What you have to do: The reply must return each line of the data exactly.

Excerpts from an interface dataset:
■ ■ ■ ■ ■ ■ ■

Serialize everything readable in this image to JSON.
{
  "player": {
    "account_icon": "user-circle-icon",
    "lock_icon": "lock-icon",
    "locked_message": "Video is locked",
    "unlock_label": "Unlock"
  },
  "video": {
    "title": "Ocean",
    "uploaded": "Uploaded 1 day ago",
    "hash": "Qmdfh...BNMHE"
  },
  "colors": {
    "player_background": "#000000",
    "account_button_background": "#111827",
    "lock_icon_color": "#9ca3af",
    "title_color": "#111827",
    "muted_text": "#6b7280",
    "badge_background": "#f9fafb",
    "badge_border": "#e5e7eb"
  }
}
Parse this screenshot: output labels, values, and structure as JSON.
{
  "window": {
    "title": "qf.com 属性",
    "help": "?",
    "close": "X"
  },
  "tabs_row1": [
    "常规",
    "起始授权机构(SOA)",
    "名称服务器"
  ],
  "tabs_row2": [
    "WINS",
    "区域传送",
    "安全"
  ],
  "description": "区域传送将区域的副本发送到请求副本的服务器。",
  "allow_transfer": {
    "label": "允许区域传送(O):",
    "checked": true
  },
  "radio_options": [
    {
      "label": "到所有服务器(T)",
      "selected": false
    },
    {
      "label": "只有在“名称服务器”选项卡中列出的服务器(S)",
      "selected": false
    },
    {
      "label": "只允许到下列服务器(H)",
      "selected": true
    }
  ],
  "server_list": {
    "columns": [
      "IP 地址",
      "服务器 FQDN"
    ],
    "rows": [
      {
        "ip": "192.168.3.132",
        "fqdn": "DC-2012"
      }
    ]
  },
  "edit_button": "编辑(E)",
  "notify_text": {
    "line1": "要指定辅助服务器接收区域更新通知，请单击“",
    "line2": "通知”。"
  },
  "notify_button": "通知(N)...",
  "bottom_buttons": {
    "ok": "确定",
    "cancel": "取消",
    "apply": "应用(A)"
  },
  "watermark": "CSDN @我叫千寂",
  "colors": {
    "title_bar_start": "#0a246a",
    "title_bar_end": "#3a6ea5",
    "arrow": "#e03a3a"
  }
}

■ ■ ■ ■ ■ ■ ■

Task solution:
Serialize everything readable in this image to JSON.
{
  "player": {
    "account_icon": "user-circle-icon",
    "lock_icon": "lock-icon",
    "locked_message": "Video is locked",
    "unlock_label": "Unlock"
  },
  "video": {
    "title": "Ocean",
    "uploaded": "Uploaded 1 day ago",
    "hash": "Qmdfh...BNMHE"
  },
  "colors": {
    "player_background": "#000000",
    "account_button_background": "#111827",
    "lock_icon_color": "#9ca3af",
    "title_color": "#111827",
    "muted_text": "#6b7280",
    "badge_background": "#f9fafb",
    "badge_border": "#e5e7eb"
  }
}
Parse this screenshot: output labels, values, and structure as JSON.
{
  "window": {
    "title": "qf.com 属性",
    "help": "?",
    "close": "X"
  },
  "tabs_row1": [
    "常规",
    "起始授权机构(SOA)",
    "名称服务器"
  ],
  "tabs_row2": [
    "WINS",
    "区域传送",
    "安全"
  ],
  "description": "区域传送将区域的副本发送到请求副本的服务器。",
  "allow_transfer": {
    "label": "允许区域传送(O):",
    "checked": true
  },
  "radio_options": [
    {
      "label": "到所有服务器(T)",
      "selected": false
    },
    {
      "label": "只有在“名称服务器”选项卡中列出的服务器(S)",
      "selected": false
    },
    {
      "label": "只允许到下列服务器(H)",
      "selected": true
    }
  ],
  "server_list": {
    "columns": [
      "IP 地址",
      "服务器 FQDN"
    ],
    "rows": [
      {
        "ip": "192.168.3.132",
        "fqdn": "DC-2012"
      }
    ]
  },
  "edit_button": "编辑(E)",
  "notify_text": {
    "line1": "要指定辅助服务器接收区域更新通知，请单击“",
    "line2": "通知”。"
  },
  "notify_button": "通知(N)...",
  "bottom_buttons": {
    "ok": "确定",
    "cancel": "取消",
    "apply": "应用(A)"
  },
  "watermark": "CSDN @我叫千寂",
  "colors": {
    "title_bar_start": "#0a246a",
    "title_bar_end": "#3a6ea5",
    "arrow": "#e03a3a"
  }
}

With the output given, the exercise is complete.